Director and Administration
Message from the Director
I have always been fascinated by the brain. Its immense complexity is what inspires me as a scientist to learn more about its mysterious nature. But even for today’s researchers, it is surprising to see how complications in this one organ can lead to so many different medical problems.
My family was directly affected by a brain-related illness when my grandmother died years after suffering the consequences of a stroke. At the time, there was nothing doctors could really do. My father had also been a surgeon and an emergency room doctor, so he had seen his fair share of critical conditions; many of them were the direct result of debilitating neurological complications.
I challenged myself to learn more about the brain and its intricate nature. After I had started my own lab at the University of Ottawa, my father asked me one day, “What do you actually do?”
At the time I was researching ways to heal stroke damage. He was very confused.
He said, “There is nothing you can do about stroke.”
This strong statement echoed the painful sentiments held by many health professionals of my father’s generation. However, our understanding of the brain has changed.
We now know that thebrain can adapt and has a remarkable capacity to protect and repair itself. From this stand point, the University of Ottawa Brain and Mind Research Institute (uOBMRI) is starting to harness the brain’s internal healing potential to combat neurological disorders such as stroke, Parkinson`s disease and a range of mental health disorders and neuromuscular conditions.
At the uOBMRI, our goal is to decode brain signals and wiring to understand and alter brain circuitry, discover ways to promote rebuilding of the brain through regeneration and to protect and repair a damaged brain. The uOBMRI aims to promote brain health and reverse or prevent disease, while positively impacting the existing healthcare services and improving the quality of life standards for patients and their families.
Many brain disorders have proven stubbornly resistant to treatment. We understand that this challenging endeavor will take a concerted effort - one that no individual lab can solve in isolation. But we have an intensely collaborative culture and a large number of very talented, internationally recognized scientists and clinicians who are now working together through the uOBMRI.
We are on the cusp of being able to capitalize on the brain’s capacity for neural regeneration and repair. The uOBMRI has great strengths that put us at the forefront of this revolution.

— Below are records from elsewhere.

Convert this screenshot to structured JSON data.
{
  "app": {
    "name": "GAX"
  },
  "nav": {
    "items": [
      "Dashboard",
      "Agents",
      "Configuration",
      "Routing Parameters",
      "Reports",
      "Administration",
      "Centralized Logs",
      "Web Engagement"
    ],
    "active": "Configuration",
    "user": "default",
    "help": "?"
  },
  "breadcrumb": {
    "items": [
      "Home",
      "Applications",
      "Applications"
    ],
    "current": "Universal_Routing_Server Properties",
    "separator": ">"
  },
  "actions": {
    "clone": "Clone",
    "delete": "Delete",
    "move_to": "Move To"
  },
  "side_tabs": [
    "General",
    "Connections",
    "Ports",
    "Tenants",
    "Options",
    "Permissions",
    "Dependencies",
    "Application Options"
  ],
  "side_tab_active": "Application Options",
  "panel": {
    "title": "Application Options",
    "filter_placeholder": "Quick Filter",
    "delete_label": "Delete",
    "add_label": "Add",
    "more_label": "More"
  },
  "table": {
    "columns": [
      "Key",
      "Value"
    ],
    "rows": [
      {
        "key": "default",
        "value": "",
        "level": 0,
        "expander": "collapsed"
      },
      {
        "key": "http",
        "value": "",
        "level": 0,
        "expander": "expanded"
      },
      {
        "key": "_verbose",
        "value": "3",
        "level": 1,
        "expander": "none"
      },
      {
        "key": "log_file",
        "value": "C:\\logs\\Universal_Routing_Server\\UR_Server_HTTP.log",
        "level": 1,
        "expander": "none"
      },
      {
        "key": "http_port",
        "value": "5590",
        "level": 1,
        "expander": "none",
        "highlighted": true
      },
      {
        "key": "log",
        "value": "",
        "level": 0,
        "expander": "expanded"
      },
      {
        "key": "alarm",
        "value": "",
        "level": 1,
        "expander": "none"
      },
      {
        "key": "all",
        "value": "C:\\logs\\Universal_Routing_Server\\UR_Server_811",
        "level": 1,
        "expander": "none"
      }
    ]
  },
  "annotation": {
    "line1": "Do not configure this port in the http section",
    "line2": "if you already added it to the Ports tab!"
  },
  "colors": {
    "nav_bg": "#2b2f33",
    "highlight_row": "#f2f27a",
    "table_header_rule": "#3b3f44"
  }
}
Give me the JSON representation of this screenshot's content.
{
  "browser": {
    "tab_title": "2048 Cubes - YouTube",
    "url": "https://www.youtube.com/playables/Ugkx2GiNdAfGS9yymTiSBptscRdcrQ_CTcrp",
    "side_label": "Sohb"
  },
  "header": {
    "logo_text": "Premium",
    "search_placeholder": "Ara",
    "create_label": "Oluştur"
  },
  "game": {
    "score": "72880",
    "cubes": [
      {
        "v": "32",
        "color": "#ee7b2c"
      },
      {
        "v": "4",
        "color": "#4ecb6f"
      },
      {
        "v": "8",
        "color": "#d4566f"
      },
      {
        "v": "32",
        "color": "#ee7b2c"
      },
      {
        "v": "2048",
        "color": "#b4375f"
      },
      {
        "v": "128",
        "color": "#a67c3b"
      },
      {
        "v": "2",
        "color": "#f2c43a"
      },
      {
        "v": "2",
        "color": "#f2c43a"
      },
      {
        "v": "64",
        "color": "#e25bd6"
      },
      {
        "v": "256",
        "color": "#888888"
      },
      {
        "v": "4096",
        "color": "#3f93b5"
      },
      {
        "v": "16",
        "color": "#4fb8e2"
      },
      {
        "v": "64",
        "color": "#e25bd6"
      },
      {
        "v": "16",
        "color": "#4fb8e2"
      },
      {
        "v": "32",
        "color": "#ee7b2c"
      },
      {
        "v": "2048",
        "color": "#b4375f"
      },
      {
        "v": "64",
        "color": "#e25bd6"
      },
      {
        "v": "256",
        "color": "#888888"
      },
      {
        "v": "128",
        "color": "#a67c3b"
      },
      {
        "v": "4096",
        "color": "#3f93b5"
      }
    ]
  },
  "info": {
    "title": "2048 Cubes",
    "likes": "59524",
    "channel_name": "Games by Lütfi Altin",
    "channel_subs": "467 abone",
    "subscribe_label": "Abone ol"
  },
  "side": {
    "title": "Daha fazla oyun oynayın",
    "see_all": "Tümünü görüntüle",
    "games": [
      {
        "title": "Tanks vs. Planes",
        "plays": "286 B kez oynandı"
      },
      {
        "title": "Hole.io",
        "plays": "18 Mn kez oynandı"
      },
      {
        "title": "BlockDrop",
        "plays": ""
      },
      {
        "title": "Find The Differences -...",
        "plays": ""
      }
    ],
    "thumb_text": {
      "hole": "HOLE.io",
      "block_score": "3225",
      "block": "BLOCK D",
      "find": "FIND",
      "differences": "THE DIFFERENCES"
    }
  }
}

With your support, we are going to do great things.
David Park, PhD, FRSC
Director of the University of Ottawa Brain and Mind Research Institute